§ **PROBLEM**
Search the entries below for the word "content", then copy each line in which it is found.

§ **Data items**
= Beginning of Section =

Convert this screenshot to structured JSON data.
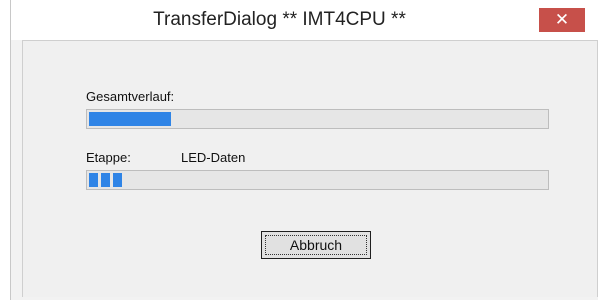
{
  "window": {
    "title": "TransferDialog ** IMT4CPU **",
    "close_glyph": "✕"
  },
  "overall": {
    "label": "Gesamtverlauf:",
    "progress_percent": 18
  },
  "stage": {
    "label": "Etappe:",
    "value": "LED-Daten",
    "progress_blocks": 3
  },
  "buttons": {
    "abort_label": "Abbruch"
  },
  "colors": {
    "progress": "#2f84e6",
    "close_button": "#c7504a"
  }
}
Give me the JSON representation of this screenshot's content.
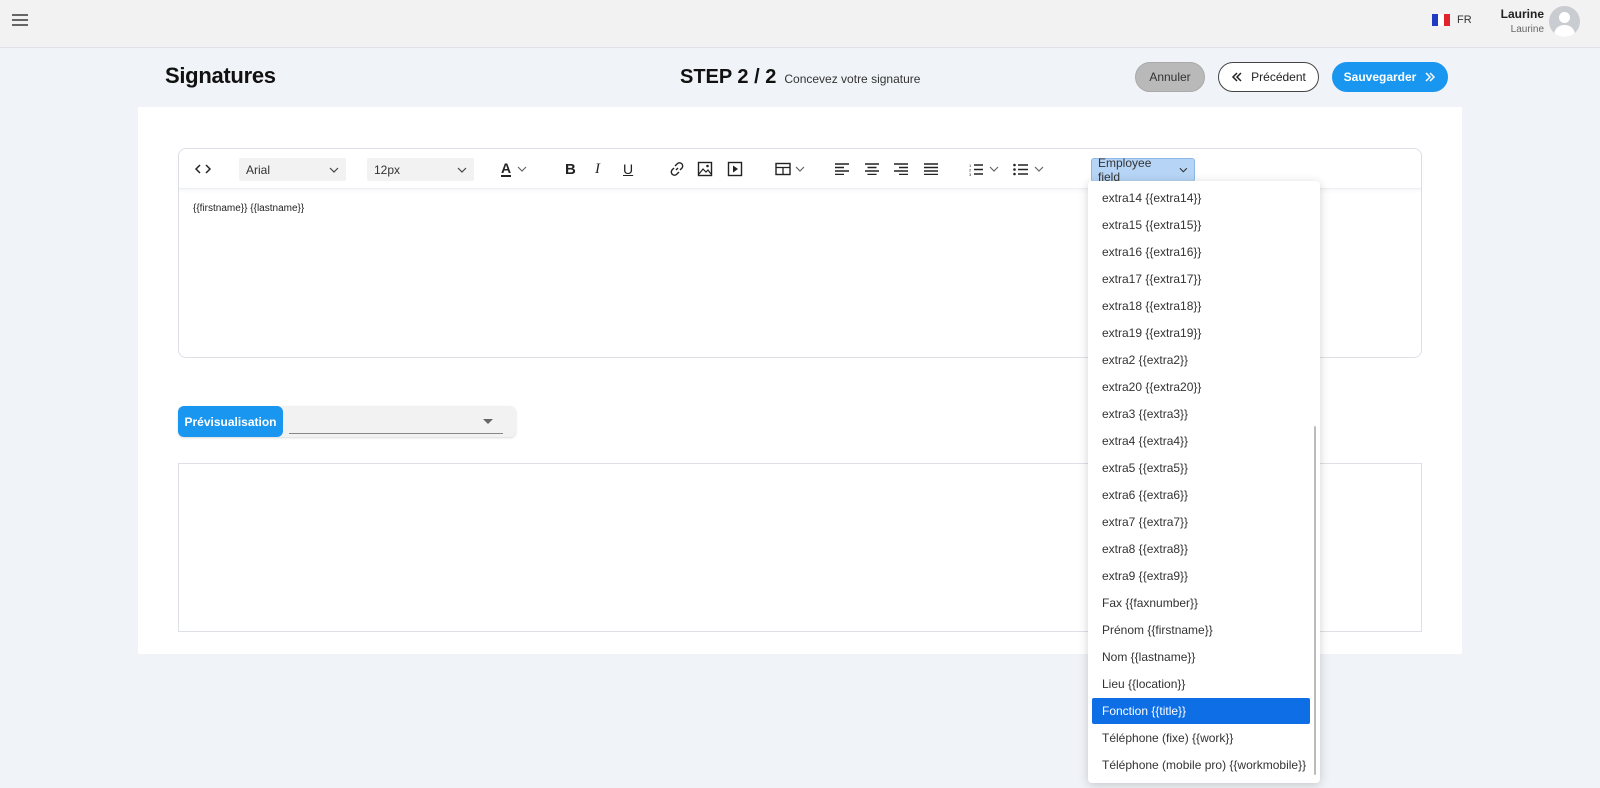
{
  "topbar": {
    "menu_icon": "hamburger-icon",
    "language": "FR",
    "flag_colors": [
      "#1f3bbf",
      "#ffffff",
      "#e0262c"
    ],
    "user_name": "Laurine",
    "user_sub": "Laurine",
    "avatar_icon": "user-avatar-icon"
  },
  "header": {
    "title": "Signatures",
    "step": "STEP 2 / 2",
    "step_subtitle": "Concevez votre signature",
    "cancel_label": "Annuler",
    "previous_label": "Précédent",
    "save_label": "Sauvegarder"
  },
  "toolbar": {
    "font_family": "Arial",
    "font_size": "12px",
    "text_color_letter": "A",
    "employee_field_label": "Employee field"
  },
  "editor": {
    "content": "{{firstname}} {{lastname}}"
  },
  "preview": {
    "label": "Prévisualisation",
    "select_value": ""
  },
  "employee_field_menu": {
    "items": [
      "extra14 {{extra14}}",
      "extra15 {{extra15}}",
      "extra16 {{extra16}}",
      "extra17 {{extra17}}",
      "extra18 {{extra18}}",
      "extra19 {{extra19}}",
      "extra2 {{extra2}}",
      "extra20 {{extra20}}",
      "extra3 {{extra3}}",
      "extra4 {{extra4}}",
      "extra5 {{extra5}}",
      "extra6 {{extra6}}",
      "extra7 {{extra7}}",
      "extra8 {{extra8}}",
      "extra9 {{extra9}}",
      "Fax {{faxnumber}}",
      "Prénom {{firstname}}",
      "Nom {{lastname}}",
      "Lieu {{location}}",
      "Fonction {{title}}",
      "Téléphone (fixe) {{work}}",
      "Téléphone (mobile pro) {{workmobile}}"
    ],
    "selected": "Fonction {{title}}"
  },
  "colors": {
    "primary": "#1996f0",
    "selected_item": "#0d6ee6",
    "employee_field_bg": "#b6d4f5"
  }
}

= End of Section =

§ **EXPECTED ANSWER**
Give me the JSON representation of this screenshot's content.
    "content": "{{firstname}} {{lastname}}"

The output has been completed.